Scan the material below for lines with the string "down". State how many there are and nothing else.
[SOURCE MATERIAL Boundary: Start]
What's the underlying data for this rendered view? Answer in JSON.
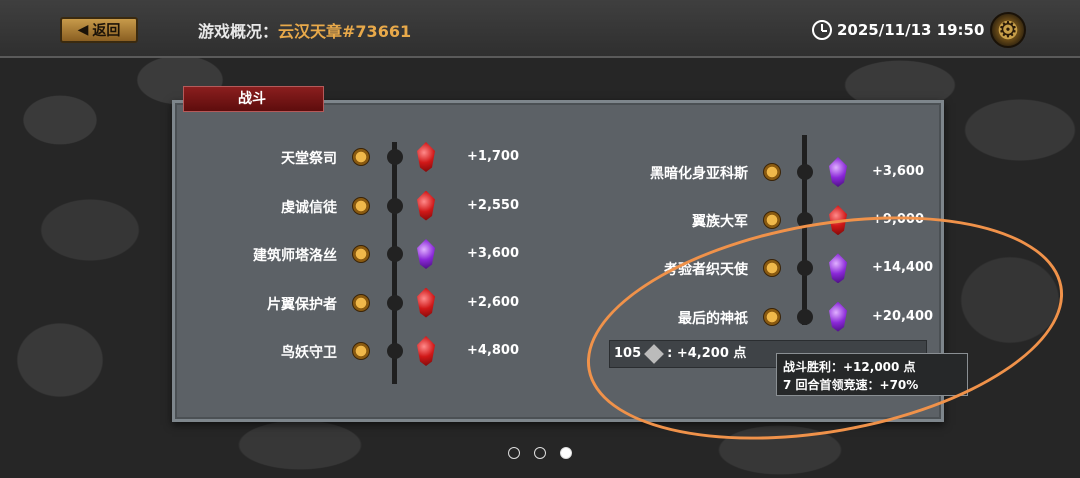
{
  "header": {
    "back_label": "返回",
    "title_prefix": "游戏概况：",
    "title_name": "云汉天章#73661",
    "datetime": "2025/11/13 19:50"
  },
  "panel": {
    "tab_label": "战斗",
    "left_column": [
      {
        "label": "天堂祭司",
        "points": "+1,700",
        "gem": "red"
      },
      {
        "label": "虔诚信徒",
        "points": "+2,550",
        "gem": "red"
      },
      {
        "label": "建筑师塔洛丝",
        "points": "+3,600",
        "gem": "purple"
      },
      {
        "label": "片翼保护者",
        "points": "+2,600",
        "gem": "red"
      },
      {
        "label": "鸟妖守卫",
        "points": "+4,800",
        "gem": "red"
      }
    ],
    "right_column": [
      {
        "label": "黑暗化身亚科斯",
        "points": "+3,600",
        "gem": "purple"
      },
      {
        "label": "翼族大军",
        "points": "+9,000",
        "gem": "red"
      },
      {
        "label": "考验者织天使",
        "points": "+14,400",
        "gem": "purple"
      },
      {
        "label": "最后的神祇",
        "points": "+20,400",
        "gem": "purple"
      }
    ],
    "score_bar": {
      "count": "105",
      "points": ": +4,200 点",
      "right_partial": "+12,000 点"
    },
    "tooltip": {
      "line1": "战斗胜利：+12,000 点",
      "line2": "7 回合首领竞速：+70%"
    }
  },
  "pager": {
    "total": 3,
    "active": 3
  },
  "colors": {
    "accent": "#e8a94a",
    "tab": "#8a1e1e",
    "annotation": "#f0924a"
  }
}
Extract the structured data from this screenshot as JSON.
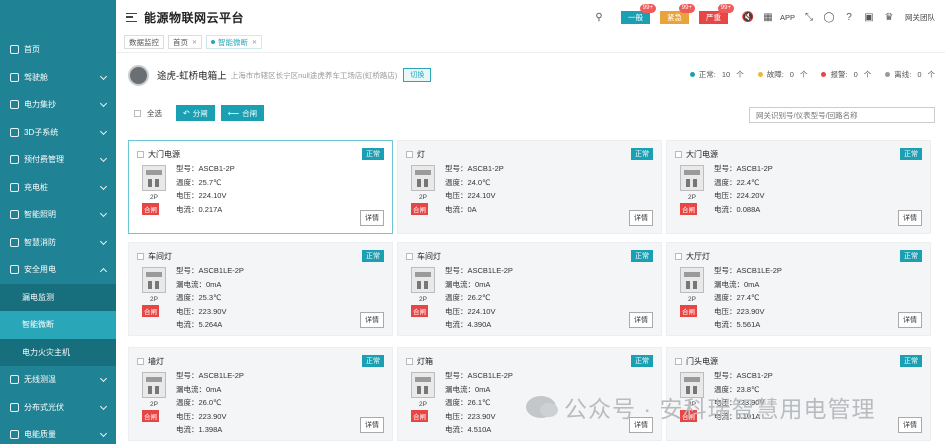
{
  "app": {
    "title": "能源物联网云平台"
  },
  "sidebar": {
    "items": [
      {
        "label": "首页",
        "icon": "monitor-icon",
        "expandable": false
      },
      {
        "label": "驾驶舱",
        "icon": "dashboard-icon",
        "expandable": true
      },
      {
        "label": "电力集抄",
        "icon": "meter-icon",
        "expandable": true
      },
      {
        "label": "3D子系统",
        "icon": "cube-icon",
        "expandable": true
      },
      {
        "label": "预付费管理",
        "icon": "prepaid-icon",
        "expandable": true
      },
      {
        "label": "充电桩",
        "icon": "charger-icon",
        "expandable": true
      },
      {
        "label": "智能照明",
        "icon": "bulb-icon",
        "expandable": true
      },
      {
        "label": "智慧消防",
        "icon": "fire-icon",
        "expandable": true
      },
      {
        "label": "安全用电",
        "icon": "safety-icon",
        "expandable": true,
        "open": true,
        "children": [
          {
            "label": "漏电监测",
            "active": false
          },
          {
            "label": "智能微断",
            "active": true
          },
          {
            "label": "电力火灾主机",
            "active": false
          }
        ]
      },
      {
        "label": "无线测温",
        "icon": "thermometer-icon",
        "expandable": true
      },
      {
        "label": "分布式光伏",
        "icon": "solar-icon",
        "expandable": true
      },
      {
        "label": "电能质量",
        "icon": "quality-icon",
        "expandable": true
      }
    ]
  },
  "header": {
    "alarms": [
      {
        "label": "一般",
        "count": "99+",
        "color": "#1b9fb3"
      },
      {
        "label": "紧急",
        "count": "99+",
        "color": "#e8a33a"
      },
      {
        "label": "严重",
        "count": "99+",
        "color": "#e84545"
      }
    ],
    "app_label": "APP",
    "gateway_label": "网关团队"
  },
  "tabs": [
    {
      "label": "数据监控",
      "closable": false,
      "active": false
    },
    {
      "label": "首页",
      "closable": true,
      "active": false
    },
    {
      "label": "智能微断",
      "closable": true,
      "active": true
    }
  ],
  "info": {
    "owner": "途虎-虹桥电箱上",
    "address": "上海市市辖区长宁区null途虎养车工场店(虹桥路店)",
    "switch_label": "切换",
    "stats": [
      {
        "label": "正常:",
        "value": "10",
        "unit": "个",
        "color": "#1b9fb3"
      },
      {
        "label": "故障:",
        "value": "0",
        "unit": "个",
        "color": "#e8b93a"
      },
      {
        "label": "报警:",
        "value": "0",
        "unit": "个",
        "color": "#e84545"
      },
      {
        "label": "离线:",
        "value": "0",
        "unit": "个",
        "color": "#999999"
      }
    ]
  },
  "toolbar": {
    "select_all": "全选",
    "open_label": "分闸",
    "close_label": "合闸",
    "search_placeholder": "网关识别号/仪表型号/回路名称"
  },
  "common": {
    "status": "正常",
    "detail": "详情",
    "pole": "2P",
    "state": "合闸"
  },
  "cards": [
    {
      "name": "大门电源",
      "model": "型号：ASCB1-2P",
      "leak": "",
      "temp": "温度：25.7℃",
      "volt": "电压：224.10V",
      "curr": "电流：0.217A",
      "selected": true
    },
    {
      "name": "灯",
      "model": "型号：ASCB1-2P",
      "leak": "",
      "temp": "温度：24.0℃",
      "volt": "电压：224.10V",
      "curr": "电流：0A"
    },
    {
      "name": "大门电源",
      "model": "型号：ASCB1-2P",
      "leak": "",
      "temp": "温度：22.4℃",
      "volt": "电压：224.20V",
      "curr": "电流：0.088A"
    },
    {
      "name": "车间灯",
      "model": "型号：ASCB1LE-2P",
      "leak": "漏电流：0mA",
      "temp": "温度：25.3℃",
      "volt": "电压：223.90V",
      "curr": "电流：5.264A"
    },
    {
      "name": "车间灯",
      "model": "型号：ASCB1LE-2P",
      "leak": "漏电流：0mA",
      "temp": "温度：26.2℃",
      "volt": "电压：224.10V",
      "curr": "电流：4.390A"
    },
    {
      "name": "大厅灯",
      "model": "型号：ASCB1LE-2P",
      "leak": "漏电流：0mA",
      "temp": "温度：27.4℃",
      "volt": "电压：223.90V",
      "curr": "电流：5.561A"
    },
    {
      "name": "墙灯",
      "model": "型号：ASCB1LE-2P",
      "leak": "漏电流：0mA",
      "temp": "温度：26.0℃",
      "volt": "电压：223.90V",
      "curr": "电流：1.398A"
    },
    {
      "name": "灯箱",
      "model": "型号：ASCB1LE-2P",
      "leak": "漏电流：0mA",
      "temp": "温度：26.1℃",
      "volt": "电压：223.90V",
      "curr": "电流：4.510A"
    },
    {
      "name": "门头电源",
      "model": "型号：ASCB1-2P",
      "leak": "",
      "temp": "温度：23.8℃",
      "volt": "电压：223.90V",
      "curr": "电流：0.101A"
    }
  ],
  "watermark": "公众号 · 安科瑞智慧用电管理"
}
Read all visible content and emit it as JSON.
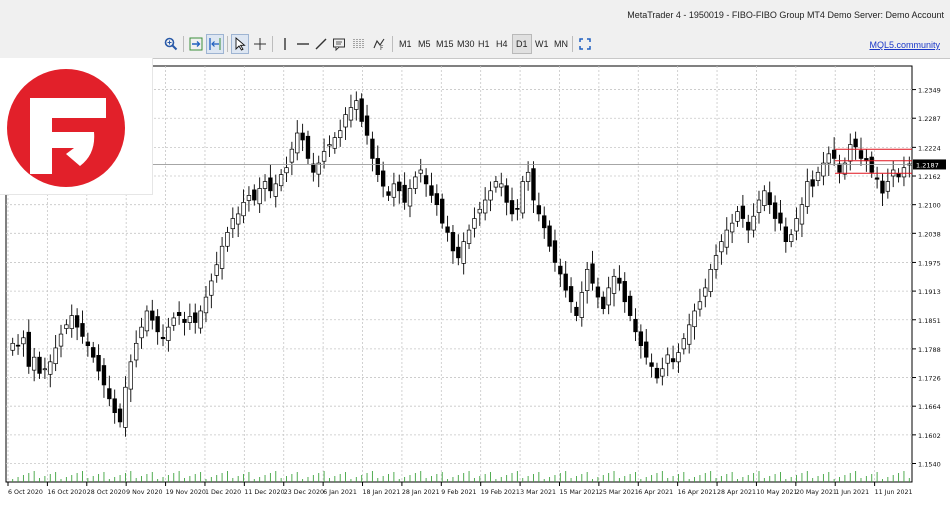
{
  "window": {
    "title": "MetaTrader 4 - 1950019 - FIBO-FIBO Group MT4 Demo Server: Demo Account"
  },
  "brand": {
    "logo_color": "#e2202a"
  },
  "toolbar": {
    "tools": [
      {
        "name": "zoom-in-icon",
        "active": false
      },
      {
        "name": "scroll-chart-icon",
        "active": false
      },
      {
        "name": "chart-shift-icon",
        "active": true
      },
      {
        "name": "cursor-icon",
        "active": true
      },
      {
        "name": "crosshair-icon",
        "active": false
      },
      {
        "name": "vertical-line-icon",
        "active": false
      },
      {
        "name": "horizontal-line-icon",
        "active": false
      },
      {
        "name": "trendline-icon",
        "active": false
      },
      {
        "name": "text-label-icon",
        "active": false
      },
      {
        "name": "fibonacci-icon",
        "active": false
      },
      {
        "name": "shapes-icon",
        "active": false
      }
    ],
    "timeframes": [
      "M1",
      "M5",
      "M15",
      "M30",
      "H1",
      "H4",
      "D1",
      "W1",
      "MN"
    ],
    "active_timeframe": "D1",
    "fullscreen_icon": "fullscreen-icon",
    "mql5_link": "MQL5.community"
  },
  "chart_data": {
    "type": "candlestick",
    "symbol_timeframe": "D1",
    "price_axis_labels": [
      "1.2349",
      "1.2287",
      "1.2224",
      "1.2162",
      "1.2100",
      "1.2038",
      "1.1975",
      "1.1913",
      "1.1851",
      "1.1788",
      "1.1726",
      "1.1664",
      "1.1602",
      "1.1540"
    ],
    "current_price": "1.2187",
    "date_axis_labels": [
      "6 Oct 2020",
      "16 Oct 2020",
      "28 Oct 2020",
      "9 Nov 2020",
      "19 Nov 2020",
      "1 Dec 2020",
      "11 Dec 2020",
      "23 Dec 2020",
      "6 Jan 2021",
      "18 Jan 2021",
      "28 Jan 2021",
      "9 Feb 2021",
      "19 Feb 2021",
      "3 Mar 2021",
      "15 Mar 2021",
      "25 Mar 2021",
      "6 Apr 2021",
      "16 Apr 2021",
      "28 Apr 2021",
      "10 May 2021",
      "20 May 2021",
      "1 Jun 2021",
      "11 Jun 2021"
    ],
    "ylim": [
      1.15,
      1.24
    ],
    "grid": true,
    "closes": [
      1.18,
      1.1795,
      1.1812,
      1.175,
      1.177,
      1.1735,
      1.1745,
      1.176,
      1.179,
      1.182,
      1.184,
      1.186,
      1.1835,
      1.1815,
      1.1795,
      1.177,
      1.174,
      1.171,
      1.168,
      1.165,
      1.163,
      1.1705,
      1.176,
      1.18,
      1.1835,
      1.187,
      1.185,
      1.1825,
      1.181,
      1.1835,
      1.1855,
      1.186,
      1.1845,
      1.1858,
      1.1845,
      1.187,
      1.19,
      1.1935,
      1.197,
      1.201,
      1.204,
      1.207,
      1.208,
      1.2105,
      1.212,
      1.211,
      1.2135,
      1.215,
      1.213,
      1.2145,
      1.2165,
      1.218,
      1.222,
      1.2255,
      1.224,
      1.22,
      1.217,
      1.219,
      1.2215,
      1.223,
      1.2245,
      1.226,
      1.2295,
      1.231,
      1.2325,
      1.228,
      1.225,
      1.22,
      1.2165,
      1.214,
      1.212,
      1.2145,
      1.213,
      1.2105,
      1.2135,
      1.216,
      1.2175,
      1.2145,
      1.212,
      1.21,
      1.206,
      1.204,
      1.2,
      1.1985,
      1.202,
      1.2045,
      1.207,
      1.209,
      1.211,
      1.213,
      1.215,
      1.2145,
      1.2105,
      1.208,
      1.209,
      1.215,
      1.217,
      1.211,
      1.208,
      1.205,
      1.201,
      1.1975,
      1.195,
      1.1915,
      1.189,
      1.186,
      1.191,
      1.196,
      1.193,
      1.19,
      1.1875,
      1.192,
      1.1945,
      1.193,
      1.189,
      1.186,
      1.1825,
      1.1795,
      1.177,
      1.175,
      1.1725,
      1.1745,
      1.1775,
      1.176,
      1.178,
      1.181,
      1.184,
      1.187,
      1.189,
      1.192,
      1.196,
      1.199,
      1.202,
      1.2045,
      1.206,
      1.2085,
      1.207,
      1.2045,
      1.2075,
      1.211,
      1.213,
      1.21,
      1.207,
      1.206,
      1.202,
      1.2035,
      1.207,
      1.21,
      1.215,
      1.214,
      1.217,
      1.219,
      1.221,
      1.22,
      1.217,
      1.219,
      1.223,
      1.2225,
      1.22,
      1.2195,
      1.217,
      1.2155,
      1.2125,
      1.215,
      1.2175,
      1.216,
      1.218,
      1.2187
    ]
  }
}
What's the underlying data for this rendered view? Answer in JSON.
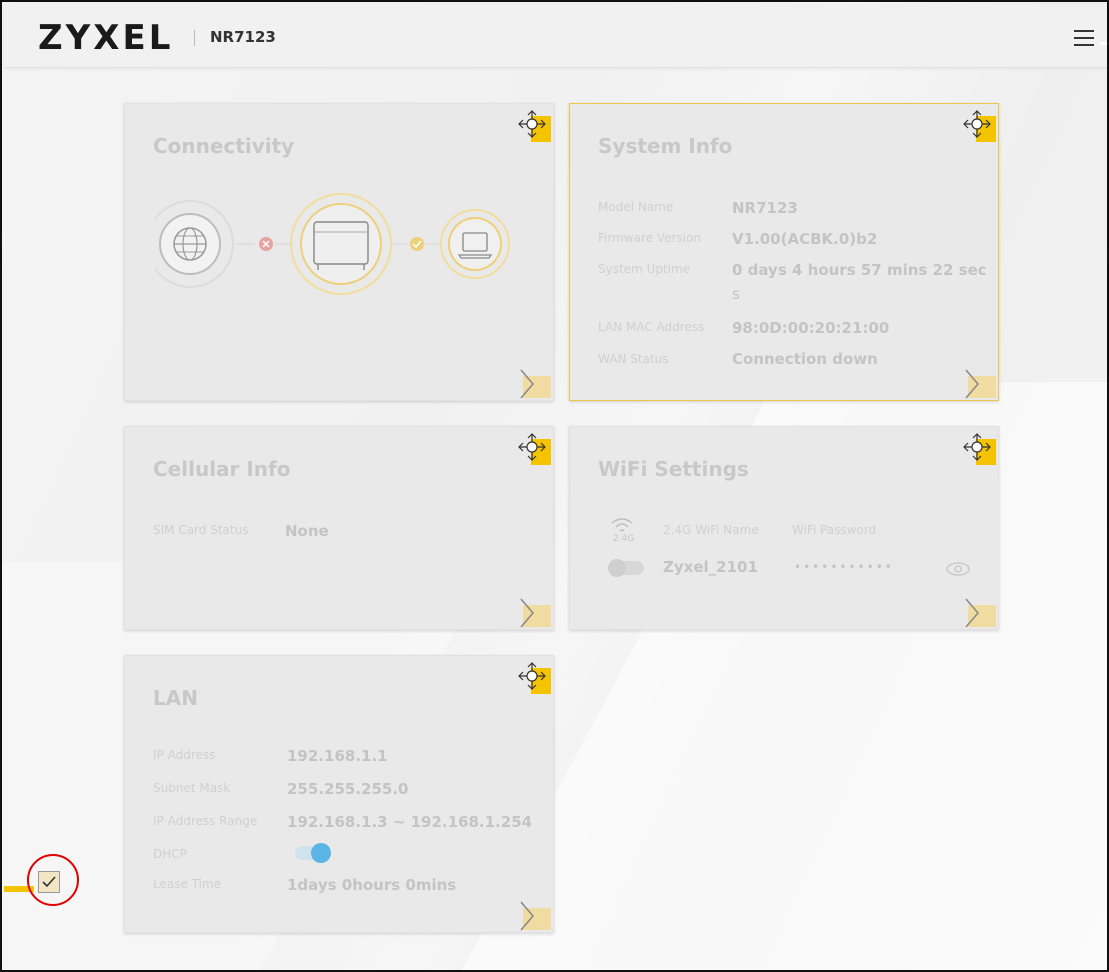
{
  "header": {
    "logo": "ZYXEL",
    "model": "NR7123"
  },
  "cards": {
    "connectivity": {
      "title": "Connectivity"
    },
    "system_info": {
      "title": "System Info",
      "rows": [
        {
          "label": "Model Name",
          "value": "NR7123"
        },
        {
          "label": "Firmware Version",
          "value": "V1.00(ACBK.0)b2"
        },
        {
          "label": "System Uptime",
          "value": "0 days 4 hours 57 mins 22 sec",
          "value_cont": "s"
        },
        {
          "label": "LAN MAC Address",
          "value": "98:0D:00:20:21:00"
        },
        {
          "label": "WAN Status",
          "value": "Connection down"
        }
      ]
    },
    "cellular_info": {
      "title": "Cellular Info",
      "rows": [
        {
          "label": "SIM Card Status",
          "value": "None"
        }
      ]
    },
    "wifi_settings": {
      "title": "WiFi Settings",
      "band": "2.4G",
      "name_header": "2.4G WiFi Name",
      "password_header": "WiFi Password",
      "ssid": "Zyxel_2101",
      "password_masked": "•••••••••••"
    },
    "lan": {
      "title": "LAN",
      "rows": [
        {
          "label": "IP Address",
          "value": "192.168.1.1"
        },
        {
          "label": "Subnet Mask",
          "value": "255.255.255.0"
        },
        {
          "label": "IP Address Range",
          "value": "192.168.1.3 ~ 192.168.1.254"
        },
        {
          "label": "DHCP",
          "value": ""
        },
        {
          "label": "Lease Time",
          "value": "1days 0hours 0mins"
        }
      ],
      "dhcp_enabled": true
    }
  },
  "colors": {
    "accent": "#f5c400",
    "selected_border": "#f0c64a",
    "toggle_on": "#5ab4e6",
    "error": "#e00000"
  }
}
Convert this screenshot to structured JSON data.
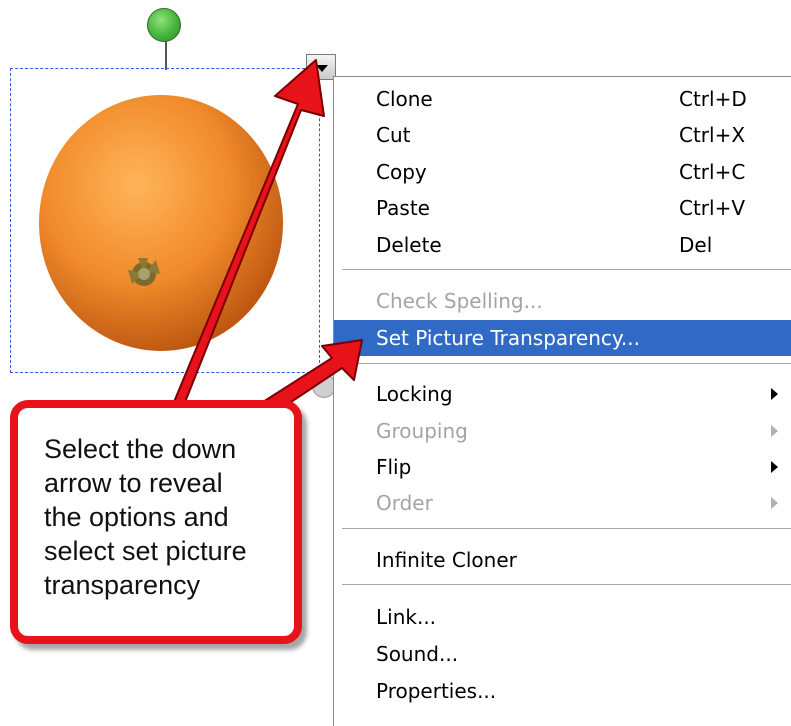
{
  "menu": {
    "items": [
      {
        "label": "Clone",
        "shortcut": "Ctrl+D"
      },
      {
        "label": "Cut",
        "shortcut": "Ctrl+X"
      },
      {
        "label": "Copy",
        "shortcut": "Ctrl+C"
      },
      {
        "label": "Paste",
        "shortcut": "Ctrl+V"
      },
      {
        "label": "Delete",
        "shortcut": "Del"
      },
      {
        "label": "Check Spelling...",
        "disabled": true
      },
      {
        "label": "Set Picture Transparency...",
        "highlighted": true
      },
      {
        "label": "Locking",
        "submenu": true
      },
      {
        "label": "Grouping",
        "submenu": true,
        "disabled": true
      },
      {
        "label": "Flip",
        "submenu": true
      },
      {
        "label": "Order",
        "submenu": true,
        "disabled": true
      },
      {
        "label": "Infinite Cloner"
      },
      {
        "label": "Link..."
      },
      {
        "label": "Sound..."
      },
      {
        "label": "Properties..."
      }
    ]
  },
  "callout": {
    "lines": [
      "Select the down",
      "arrow to reveal",
      "the options and",
      "select set picture",
      "transparency"
    ]
  },
  "colors": {
    "highlight": "#316ac5",
    "callout_border": "#e8121b",
    "arrow": "#e8121b",
    "selection_border": "#3b55e6",
    "rotation_handle": "#45b33b"
  },
  "icons": {
    "dropdown": "down-triangle-icon",
    "rotation": "rotation-handle-icon",
    "submenu": "right-triangle-icon"
  }
}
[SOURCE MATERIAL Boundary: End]
## OUTPUT OF THE EXERCISE
3